On January 19–23 the African session of the Polycentric World Social Forum— held separately in 2006 in Africa, Asia, and the Americas—took place in Bamako, Mali. On January 18–19 on the eve of the World Social Forum in Mali a group of around eighty antiglobalization political activists and intellectuals, including Marxist economists and organizers, met to conduct sessions independent of the World Social Forum itself, under the auspices of the Third World Forum, the World Forum for Alternatives, and the Forum for Another Mali. Samir Amin, director of the Third World Forum and author of the Review of the Month in this issue of MR was the leading organizer of the pre-WSF gathering, which he referred to as a “Peoples’ Bandung Conference” in honor of the recent fiftieth anniversary of the conference of nonaligned nations in Bandung, Indonesia in 1955
Volume 57, Issue 10 (March)
The Millennium Development Goals (MDGs) were adopted by acclamation in September 2000 by a resolution of the United Nations General Assembly called “United Nations Millennium Declaration.” This procedural innovation, called “consensus,” stands in stark contrast to UN tradition, which always required that texts of this sort be carefully prepared and discussed at great length in committees. This simply reflects a change in the international balance of power. The United States and its European and Japanese allies are now able to exert hegemony over a domesticated UN. In fact, Ted Gordon, well-known consultant for the CIA, drafted the millennium goals!
In March 2005, U.S. Secretary of State Condoleezza Rice announced Washington’s decision to “make India a global power.” No doubt U.S. arms manufacturers can now look forward to large contracts from India; but this course is dictated by broader strategic considerations
The combination of technological change and globalization is bringing about fundamental changes in who does what work where, when, and how. This has implications which are profoundly contradictory for the nature of jobs, for the people who carry them out, and hence for the nature of cities
Education is an essential part of modern economic progress, yet in recent decades, the right wing has consistently been unfriendly to public education. For example, the Walton family’s donation of $20 billion to help conservative causes was weighted toward the privatization of public education.… The economic effects of privatization will not be felt immediately. Over time, however, as a larger share of the workforce suffers the handicap of inferior education, the negative effect on all aspects of society will be unmistakable.
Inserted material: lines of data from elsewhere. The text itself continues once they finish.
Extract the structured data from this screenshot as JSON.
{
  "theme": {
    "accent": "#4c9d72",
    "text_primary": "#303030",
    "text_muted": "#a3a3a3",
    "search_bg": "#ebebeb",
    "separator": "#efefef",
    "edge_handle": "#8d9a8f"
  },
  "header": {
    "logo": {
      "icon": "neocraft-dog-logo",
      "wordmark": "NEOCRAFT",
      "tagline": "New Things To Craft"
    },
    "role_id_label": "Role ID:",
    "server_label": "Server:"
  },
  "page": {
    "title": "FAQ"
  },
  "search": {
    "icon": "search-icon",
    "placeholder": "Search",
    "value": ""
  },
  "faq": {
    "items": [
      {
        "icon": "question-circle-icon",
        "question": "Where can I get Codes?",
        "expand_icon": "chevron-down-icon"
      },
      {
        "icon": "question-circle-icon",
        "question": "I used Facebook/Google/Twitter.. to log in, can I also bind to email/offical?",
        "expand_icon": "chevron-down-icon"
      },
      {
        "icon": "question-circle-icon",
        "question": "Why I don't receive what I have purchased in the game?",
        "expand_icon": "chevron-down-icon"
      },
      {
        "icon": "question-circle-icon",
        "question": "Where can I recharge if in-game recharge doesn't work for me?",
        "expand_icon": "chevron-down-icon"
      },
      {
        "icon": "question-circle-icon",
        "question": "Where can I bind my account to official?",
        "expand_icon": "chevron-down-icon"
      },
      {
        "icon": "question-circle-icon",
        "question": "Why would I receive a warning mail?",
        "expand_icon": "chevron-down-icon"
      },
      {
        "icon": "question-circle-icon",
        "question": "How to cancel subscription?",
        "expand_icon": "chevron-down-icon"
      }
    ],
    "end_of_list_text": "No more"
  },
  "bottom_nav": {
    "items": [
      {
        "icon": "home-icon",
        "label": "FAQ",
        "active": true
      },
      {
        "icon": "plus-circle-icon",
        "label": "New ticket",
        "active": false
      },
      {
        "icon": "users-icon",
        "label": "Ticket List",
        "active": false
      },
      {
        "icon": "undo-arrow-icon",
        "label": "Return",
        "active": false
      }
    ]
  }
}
Every socialist has surely indulged in speculation about an ideal society from time to time. The realities of our own society certainly encourage such flights of fancy. But they should not be considered entirely fanciful: without imaginative thinking, it is quite impossible to see how the world might be changed for the better. Yet without any practical grounding, such exercises cannot take us any nearer to the “realistic utopia” that should be our goal